--- WHAT YOU SHOULD DO ---
An exact copy of the entries is needed, with every line included.

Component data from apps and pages
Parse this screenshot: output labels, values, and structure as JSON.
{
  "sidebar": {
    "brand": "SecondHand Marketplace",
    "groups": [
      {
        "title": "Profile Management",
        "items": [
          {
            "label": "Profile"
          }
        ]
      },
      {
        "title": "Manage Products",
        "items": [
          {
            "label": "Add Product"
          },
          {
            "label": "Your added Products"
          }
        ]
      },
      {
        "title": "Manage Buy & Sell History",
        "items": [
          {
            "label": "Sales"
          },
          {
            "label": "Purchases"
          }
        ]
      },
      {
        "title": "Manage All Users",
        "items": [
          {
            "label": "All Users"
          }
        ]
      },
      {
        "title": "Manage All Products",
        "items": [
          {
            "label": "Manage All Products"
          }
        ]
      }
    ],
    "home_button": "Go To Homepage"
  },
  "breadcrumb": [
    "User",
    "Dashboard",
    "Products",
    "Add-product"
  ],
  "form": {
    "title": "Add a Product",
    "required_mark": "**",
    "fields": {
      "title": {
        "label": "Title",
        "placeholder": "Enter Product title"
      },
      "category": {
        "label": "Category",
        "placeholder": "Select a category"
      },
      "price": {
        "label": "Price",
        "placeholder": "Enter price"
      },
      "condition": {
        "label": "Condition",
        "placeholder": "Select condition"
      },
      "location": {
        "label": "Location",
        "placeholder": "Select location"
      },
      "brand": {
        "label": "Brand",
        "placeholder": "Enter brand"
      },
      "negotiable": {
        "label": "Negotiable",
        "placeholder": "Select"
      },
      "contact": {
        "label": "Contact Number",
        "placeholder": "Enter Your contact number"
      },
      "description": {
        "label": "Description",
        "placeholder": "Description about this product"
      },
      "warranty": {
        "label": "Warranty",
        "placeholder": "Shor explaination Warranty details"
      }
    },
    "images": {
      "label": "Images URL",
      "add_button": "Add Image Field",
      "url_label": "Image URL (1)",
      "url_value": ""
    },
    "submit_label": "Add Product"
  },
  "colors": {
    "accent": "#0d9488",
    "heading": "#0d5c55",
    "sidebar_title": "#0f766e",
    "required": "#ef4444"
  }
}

--- FINAL ANSWER ---
Parse this screenshot: output labels, values, and structure as JSON.
{
  "sidebar": {
    "brand": "SecondHand Marketplace",
    "groups": [
      {
        "title": "Profile Management",
        "items": [
          {
            "label": "Profile"
          }
        ]
      },
      {
        "title": "Manage Products",
        "items": [
          {
            "label": "Add Product"
          },
          {
            "label": "Your added Products"
          }
        ]
      },
      {
        "title": "Manage Buy & Sell History",
        "items": [
          {
            "label": "Sales"
          },
          {
            "label": "Purchases"
          }
        ]
      },
      {
        "title": "Manage All Users",
        "items": [
          {
            "label": "All Users"
          }
        ]
      },
      {
        "title": "Manage All Products",
        "items": [
          {
            "label": "Manage All Products"
          }
        ]
      }
    ],
    "home_button": "Go To Homepage"
  },
  "breadcrumb": [
    "User",
    "Dashboard",
    "Products",
    "Add-product"
  ],
  "form": {
    "title": "Add a Product",
    "required_mark": "**",
    "fields": {
      "title": {
        "label": "Title",
        "placeholder": "Enter Product title"
      },
      "category": {
        "label": "Category",
        "placeholder": "Select a category"
      },
      "price": {
        "label": "Price",
        "placeholder": "Enter price"
      },
      "condition": {
        "label": "Condition",
        "placeholder": "Select condition"
      },
      "location": {
        "label": "Location",
        "placeholder": "Select location"
      },
      "brand": {
        "label": "Brand",
        "placeholder": "Enter brand"
      },
      "negotiable": {
        "label": "Negotiable",
        "placeholder": "Select"
      },
      "contact": {
        "label": "Contact Number",
        "placeholder": "Enter Your contact number"
      },
      "description": {
        "label": "Description",
        "placeholder": "Description about this product"
      },
      "warranty": {
        "label": "Warranty",
        "placeholder": "Shor explaination Warranty details"
      }
    },
    "images": {
      "label": "Images URL",
      "add_button": "Add Image Field",
      "url_label": "Image URL (1)",
      "url_value": ""
    },
    "submit_label": "Add Product"
  },
  "colors": {
    "accent": "#0d9488",
    "heading": "#0d5c55",
    "sidebar_title": "#0f766e",
    "required": "#ef4444"
  }
}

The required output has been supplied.